** ACTION ITEM **
From the first line to the last, set down the material exactly and drop every picture.

BEGIN INFORMATION GIVEN

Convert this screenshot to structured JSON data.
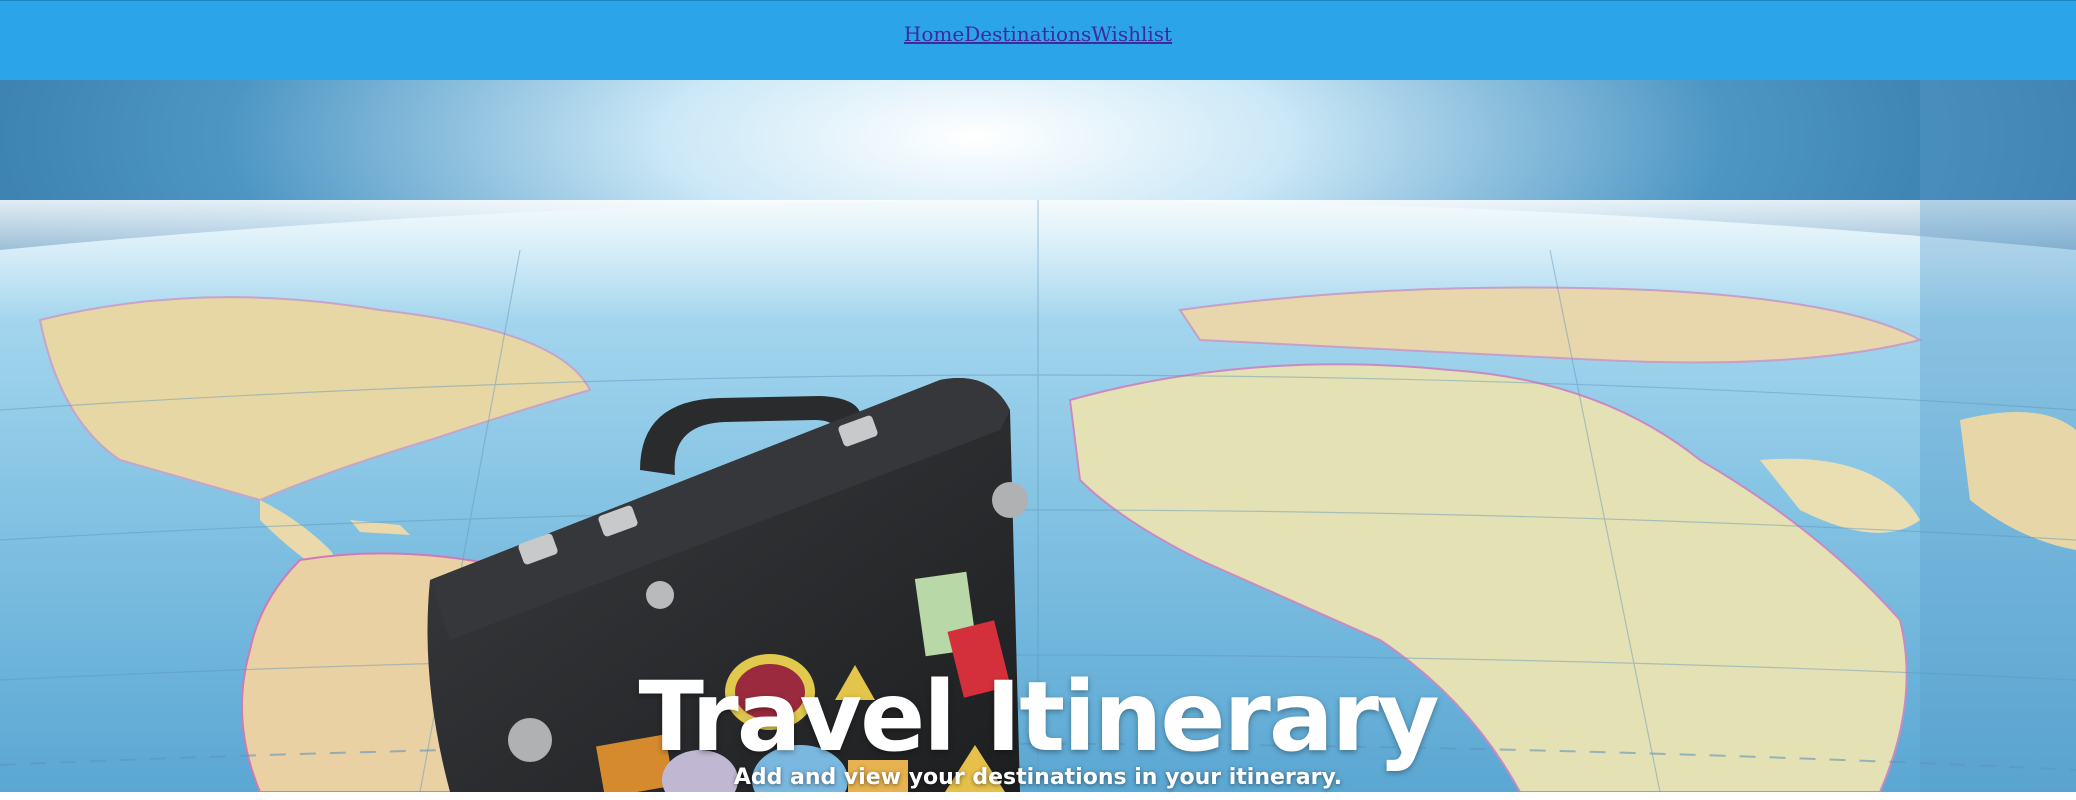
{
  "nav": {
    "links": [
      {
        "label": "Home"
      },
      {
        "label": "Destinations"
      },
      {
        "label": "Wishlist"
      }
    ]
  },
  "hero": {
    "title": "Travel Itinerary",
    "subtitle": "Add and view your destinations in your itinerary."
  },
  "colors": {
    "navbar": "#2ba4ea",
    "nav_link": "#3d2a9c",
    "ocean": "#6fb9de",
    "land": "#e8d9a8",
    "suitcase": "#2b2c2e",
    "hero_text": "#ffffff"
  },
  "icons": [
    "world-map-background",
    "suitcase-illustration"
  ]
}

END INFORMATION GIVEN

** ANSWER TO THE EXERCISE **
Convert this screenshot to structured JSON data.
{
  "nav": {
    "links": [
      {
        "label": "Home"
      },
      {
        "label": "Destinations"
      },
      {
        "label": "Wishlist"
      }
    ]
  },
  "hero": {
    "title": "Travel Itinerary",
    "subtitle": "Add and view your destinations in your itinerary."
  },
  "colors": {
    "navbar": "#2ba4ea",
    "nav_link": "#3d2a9c",
    "ocean": "#6fb9de",
    "land": "#e8d9a8",
    "suitcase": "#2b2c2e",
    "hero_text": "#ffffff"
  },
  "icons": [
    "world-map-background",
    "suitcase-illustration"
  ]
}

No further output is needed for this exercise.